The government has announced that it will cover half of the cost of training for key skills qualifications in sectors such as construction. The move is intended to avert a skills crisis that could undermine the Olympic programme.
Ruth Kelly, the secretary of state for education and skills, announced the move on Wednesday in a meeting with unions and employers. The subsidies, to be piloted in the North-west and the West Midlands before being extended nationwide, will cover NVQ level 3 qualifications.
Kelly said: "With London hosting the 2012 Olympics there is probably no part of our economy or region that will not be affected. By 2012, two-thirds of new and existing jobs will need Level 3 qualifications. Currently, fewer than 60% of electricians and plumbers have the technical qualifications needed, and this figure is under 50% in construction."
UCATT and the National Federation of Builders said a detailed skills strategy was needed to ensure that the Olympic programme did not fail.
Alan Ritchie, the UCATT general secretary, has called for the government to require companies employed on Olympic projects to take on a quota of young trainees. UCATT wants to double the number of apprentices each year to offset the ageing of the workforce.
Barry Stephens, chief executive of the NFB, said: “The risk is that we will fail to get the necessary influx of new skills into the industry to cope with increased demand. We cannot allow skills shortages to affect our ability to showcase what the industry can achieve.”
We do not want to see important projects slowing down in other parts of the UK
Barry Stephens, NFB
Stephens also expressed concern that the size of the workforce necessary for the Olympics could leave shortages elsewhere. He said: “We do not want to see important projects slowing down in other parts of the UK if labour migrates en masse to London.”
Stephens’ concern was echoed by contractor Henry Davidson Developments, which warned that construction costs across the country would rise. Scott Davidson, the firm’s managing director, said: “As soon as work begins on the Olympic facilities we will move into a period of spiralling construction costs as the Games pull skills and materials resources from an already short supply of craftsmen and labour. This will be at its most intense in London, with a ripple effect moving outwards.”
- The National Construction College welcomed London’s Olympic success but warned the industry that training needed to play an integral role in construction project plans if the sites were to be delivered on time and to a high standard.

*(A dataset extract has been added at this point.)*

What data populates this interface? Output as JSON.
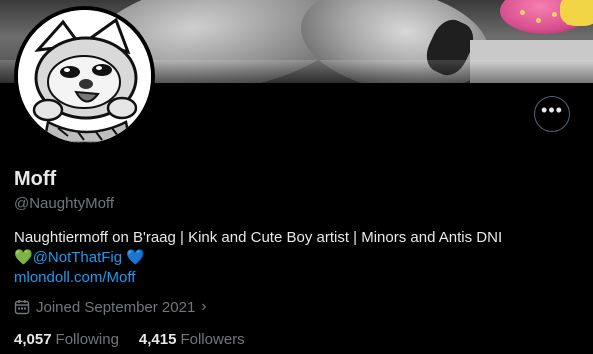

David Boyden, a director of NCC, said: “This is fantastic news and I believe the benefits will be felt across the industry. It will provide excellent opportunities for many of the construction workforce – for both apprentices and experienced workers.”
The NCC said that the estimated cost of the London Olympics varied according to the source, with figures ranging from £3bn to £5bn.
Coe’s Olympic promise
Sebastian Coe has promised that the British Olympic Association, the Greater London Authority and the government will work together to make sure that the problems that afflicted Wembley national stadium do not blight preparations for the Olympics.
Running harder to stand still
The Construction Confederation had estimated before the decision to award the Olympics to London that the sector needed to recruit 88,000 people every year until 2010 to meet future demand. The Learning and Skills Council says that the industry needs an extra 3000 workers each year until 2012 to complete the work for the Olympics.
Bill before parliament
The government will introduce an Olympics bill this week to set up the Olympic Delivery Authority.
New crown for Gershon?
The government’s efficiency tsar, Sir Peter Gershon, has entered the reckoning for the role of chief executive of the ODA. Others mentioned include former Strategic Rail Authority chief executive Richard Bowker and Network Rail deputy chief executive Iain Coucher.
Big name architects Foster and Partners, Rem Koolhaas, Foreign Office Architects and HOK Sport are all in the running to design the £265m Olympic athletics stadium.